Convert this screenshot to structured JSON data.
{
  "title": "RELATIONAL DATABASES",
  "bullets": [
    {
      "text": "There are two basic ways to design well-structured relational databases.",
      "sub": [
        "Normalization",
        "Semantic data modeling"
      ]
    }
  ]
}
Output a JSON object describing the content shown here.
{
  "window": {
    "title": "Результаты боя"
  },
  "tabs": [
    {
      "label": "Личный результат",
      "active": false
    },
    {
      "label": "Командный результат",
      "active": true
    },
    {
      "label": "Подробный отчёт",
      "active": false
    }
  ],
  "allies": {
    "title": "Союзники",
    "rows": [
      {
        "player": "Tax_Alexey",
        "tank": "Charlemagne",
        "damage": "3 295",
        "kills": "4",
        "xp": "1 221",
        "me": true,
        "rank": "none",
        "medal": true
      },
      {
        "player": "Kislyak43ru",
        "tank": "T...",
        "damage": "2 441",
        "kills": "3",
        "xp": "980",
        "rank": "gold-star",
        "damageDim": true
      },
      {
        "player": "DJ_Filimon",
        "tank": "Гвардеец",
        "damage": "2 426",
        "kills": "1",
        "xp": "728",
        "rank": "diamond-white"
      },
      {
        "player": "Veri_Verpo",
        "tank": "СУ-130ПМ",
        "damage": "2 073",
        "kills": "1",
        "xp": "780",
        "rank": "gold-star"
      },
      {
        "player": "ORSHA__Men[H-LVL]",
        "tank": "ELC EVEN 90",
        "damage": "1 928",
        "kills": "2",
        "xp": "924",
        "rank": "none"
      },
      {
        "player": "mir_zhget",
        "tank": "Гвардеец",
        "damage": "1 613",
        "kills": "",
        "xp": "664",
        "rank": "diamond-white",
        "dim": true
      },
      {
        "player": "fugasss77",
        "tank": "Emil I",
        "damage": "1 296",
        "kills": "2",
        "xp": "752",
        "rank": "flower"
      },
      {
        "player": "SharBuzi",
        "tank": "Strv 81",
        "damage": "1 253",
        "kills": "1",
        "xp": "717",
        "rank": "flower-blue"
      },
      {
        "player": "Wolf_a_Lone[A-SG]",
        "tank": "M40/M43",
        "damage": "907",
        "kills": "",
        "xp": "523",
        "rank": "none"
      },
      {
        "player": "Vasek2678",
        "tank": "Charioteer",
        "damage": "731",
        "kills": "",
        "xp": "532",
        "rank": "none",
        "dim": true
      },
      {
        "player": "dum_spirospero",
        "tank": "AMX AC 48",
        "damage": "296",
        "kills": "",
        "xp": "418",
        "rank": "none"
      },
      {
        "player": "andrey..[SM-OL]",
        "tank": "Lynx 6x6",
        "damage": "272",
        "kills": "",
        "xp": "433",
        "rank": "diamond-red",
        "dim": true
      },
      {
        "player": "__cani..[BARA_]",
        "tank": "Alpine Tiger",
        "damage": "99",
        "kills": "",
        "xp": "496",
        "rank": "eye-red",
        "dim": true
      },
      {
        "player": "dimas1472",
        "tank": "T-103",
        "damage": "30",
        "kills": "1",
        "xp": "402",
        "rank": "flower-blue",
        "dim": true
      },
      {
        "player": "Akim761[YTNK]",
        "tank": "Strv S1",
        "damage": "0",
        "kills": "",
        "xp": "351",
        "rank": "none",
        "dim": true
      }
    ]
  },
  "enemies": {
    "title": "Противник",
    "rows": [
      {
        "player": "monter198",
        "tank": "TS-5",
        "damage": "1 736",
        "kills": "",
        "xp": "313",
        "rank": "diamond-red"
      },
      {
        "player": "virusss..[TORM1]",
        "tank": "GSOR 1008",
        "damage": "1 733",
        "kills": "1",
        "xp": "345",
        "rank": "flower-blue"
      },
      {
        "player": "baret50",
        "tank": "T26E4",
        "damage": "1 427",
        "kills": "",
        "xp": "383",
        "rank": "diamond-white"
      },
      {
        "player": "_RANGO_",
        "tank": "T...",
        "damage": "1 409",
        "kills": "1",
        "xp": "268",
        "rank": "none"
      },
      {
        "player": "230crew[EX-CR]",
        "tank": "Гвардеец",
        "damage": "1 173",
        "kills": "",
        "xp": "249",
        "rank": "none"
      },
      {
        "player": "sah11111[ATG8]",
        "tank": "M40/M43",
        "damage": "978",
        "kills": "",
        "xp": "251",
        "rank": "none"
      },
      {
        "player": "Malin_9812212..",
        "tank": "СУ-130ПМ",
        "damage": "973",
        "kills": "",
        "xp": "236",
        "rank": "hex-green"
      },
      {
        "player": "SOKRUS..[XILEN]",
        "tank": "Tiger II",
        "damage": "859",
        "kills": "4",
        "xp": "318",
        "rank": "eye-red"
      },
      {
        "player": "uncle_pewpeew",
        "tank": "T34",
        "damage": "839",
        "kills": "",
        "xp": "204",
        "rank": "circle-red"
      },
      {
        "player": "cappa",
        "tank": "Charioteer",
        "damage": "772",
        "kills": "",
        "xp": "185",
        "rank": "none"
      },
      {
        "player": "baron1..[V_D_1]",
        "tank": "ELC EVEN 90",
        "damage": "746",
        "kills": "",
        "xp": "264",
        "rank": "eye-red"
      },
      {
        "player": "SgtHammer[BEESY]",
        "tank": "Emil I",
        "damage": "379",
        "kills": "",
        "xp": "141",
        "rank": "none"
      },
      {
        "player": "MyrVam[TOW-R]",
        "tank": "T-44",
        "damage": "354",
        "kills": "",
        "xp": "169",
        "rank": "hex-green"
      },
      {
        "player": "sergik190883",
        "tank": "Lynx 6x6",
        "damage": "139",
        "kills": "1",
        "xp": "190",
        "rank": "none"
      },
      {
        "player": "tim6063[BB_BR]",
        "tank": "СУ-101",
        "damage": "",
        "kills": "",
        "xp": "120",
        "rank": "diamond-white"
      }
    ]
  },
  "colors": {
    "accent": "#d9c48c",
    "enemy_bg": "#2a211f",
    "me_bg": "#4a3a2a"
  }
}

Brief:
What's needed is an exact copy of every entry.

Answer:
Convert this screenshot to structured JSON data.
{
  "title": "RELATIONAL DATABASES",
  "bullets": [
    {
      "text": "There are two basic ways to design well-structured relational databases.",
      "sub": [
        "Normalization",
        "Semantic data modeling"
      ]
    }
  ]
}
Output a JSON object describing the content shown here.
{
  "window": {
    "title": "Результаты боя"
  },
  "tabs": [
    {
      "label": "Личный результат",
      "active": false
    },
    {
      "label": "Командный результат",
      "active": true
    },
    {
      "label": "Подробный отчёт",
      "active": false
    }
  ],
  "allies": {
    "title": "Союзники",
    "rows": [
      {
        "player": "Tax_Alexey",
        "tank": "Charlemagne",
        "damage": "3 295",
        "kills": "4",
        "xp": "1 221",
        "me": true,
        "rank": "none",
        "medal": true
      },
      {
        "player": "Kislyak43ru",
        "tank": "T...",
        "damage": "2 441",
        "kills": "3",
        "xp": "980",
        "rank": "gold-star",
        "damageDim": true
      },
      {
        "player": "DJ_Filimon",
        "tank": "Гвардеец",
        "damage": "2 426",
        "kills": "1",
        "xp": "728",
        "rank": "diamond-white"
      },
      {
        "player": "Veri_Verpo",
        "tank": "СУ-130ПМ",
        "damage": "2 073",
        "kills": "1",
        "xp": "780",
        "rank": "gold-star"
      },
      {
        "player": "ORSHA__Men[H-LVL]",
        "tank": "ELC EVEN 90",
        "damage": "1 928",
        "kills": "2",
        "xp": "924",
        "rank": "none"
      },
      {
        "player": "mir_zhget",
        "tank": "Гвардеец",
        "damage": "1 613",
        "kills": "",
        "xp": "664",
        "rank": "diamond-white",
        "dim": true
      },
      {
        "player": "fugasss77",
        "tank": "Emil I",
        "damage": "1 296",
        "kills": "2",
        "xp": "752",
        "rank": "flower"
      },
      {
        "player": "SharBuzi",
        "tank": "Strv 81",
        "damage": "1 253",
        "kills": "1",
        "xp": "717",
        "rank": "flower-blue"
      },
      {
        "player": "Wolf_a_Lone[A-SG]",
        "tank": "M40/M43",
        "damage": "907",
        "kills": "",
        "xp": "523",
        "rank": "none"
      },
      {
        "player": "Vasek2678",
        "tank": "Charioteer",
        "damage": "731",
        "kills": "",
        "xp": "532",
        "rank": "none",
        "dim": true
      },
      {
        "player": "dum_spirospero",
        "tank": "AMX AC 48",
        "damage": "296",
        "kills": "",
        "xp": "418",
        "rank": "none"
      },
      {
        "player": "andrey..[SM-OL]",
        "tank": "Lynx 6x6",
        "damage": "272",
        "kills": "",
        "xp": "433",
        "rank": "diamond-red",
        "dim": true
      },
      {
        "player": "__cani..[BARA_]",
        "tank": "Alpine Tiger",
        "damage": "99",
        "kills": "",
        "xp": "496",
        "rank": "eye-red",
        "dim": true
      },
      {
        "player": "dimas1472",
        "tank": "T-103",
        "damage": "30",
        "kills": "1",
        "xp": "402",
        "rank": "flower-blue",
        "dim": true
      },
      {
        "player": "Akim761[YTNK]",
        "tank": "Strv S1",
        "damage": "0",
        "kills": "",
        "xp": "351",
        "rank": "none",
        "dim": true
      }
    ]
  },
  "enemies": {
    "title": "Противник",
    "rows": [
      {
        "player": "monter198",
        "tank": "TS-5",
        "damage": "1 736",
        "kills": "",
        "xp": "313",
        "rank": "diamond-red"
      },
      {
        "player": "virusss..[TORM1]",
        "tank": "GSOR 1008",
        "damage": "1 733",
        "kills": "1",
        "xp": "345",
        "rank": "flower-blue"
      },
      {
        "player": "baret50",
        "tank": "T26E4",
        "damage": "1 427",
        "kills": "",
        "xp": "383",
        "rank": "diamond-white"
      },
      {
        "player": "_RANGO_",
        "tank": "T...",
        "damage": "1 409",
        "kills": "1",
        "xp": "268",
        "rank": "none"
      },
      {
        "player": "230crew[EX-CR]",
        "tank": "Гвардеец",
        "damage": "1 173",
        "kills": "",
        "xp": "249",
        "rank": "none"
      },
      {
        "player": "sah11111[ATG8]",
        "tank": "M40/M43",
        "damage": "978",
        "kills": "",
        "xp": "251",
        "rank": "none"
      },
      {
        "player": "Malin_9812212..",
        "tank": "СУ-130ПМ",
        "damage": "973",
        "kills": "",
        "xp": "236",
        "rank": "hex-green"
      },
      {
        "player": "SOKRUS..[XILEN]",
        "tank": "Tiger II",
        "damage": "859",
        "kills": "4",
        "xp": "318",
        "rank": "eye-red"
      },
      {
        "player": "uncle_pewpeew",
        "tank": "T34",
        "damage": "839",
        "kills": "",
        "xp": "204",
        "rank": "circle-red"
      },
      {
        "player": "cappa",
        "tank": "Charioteer",
        "damage": "772",
        "kills": "",
        "xp": "185",
        "rank": "none"
      },
      {
        "player": "baron1..[V_D_1]",
        "tank": "ELC EVEN 90",
        "damage": "746",
        "kills": "",
        "xp": "264",
        "rank": "eye-red"
      },
      {
        "player": "SgtHammer[BEESY]",
        "tank": "Emil I",
        "damage": "379",
        "kills": "",
        "xp": "141",
        "rank": "none"
      },
      {
        "player": "MyrVam[TOW-R]",
        "tank": "T-44",
        "damage": "354",
        "kills": "",
        "xp": "169",
        "rank": "hex-green"
      },
      {
        "player": "sergik190883",
        "tank": "Lynx 6x6",
        "damage": "139",
        "kills": "1",
        "xp": "190",
        "rank": "none"
      },
      {
        "player": "tim6063[BB_BR]",
        "tank": "СУ-101",
        "damage": "",
        "kills": "",
        "xp": "120",
        "rank": "diamond-white"
      }
    ]
  },
  "colors": {
    "accent": "#d9c48c",
    "enemy_bg": "#2a211f",
    "me_bg": "#4a3a2a"
  }
}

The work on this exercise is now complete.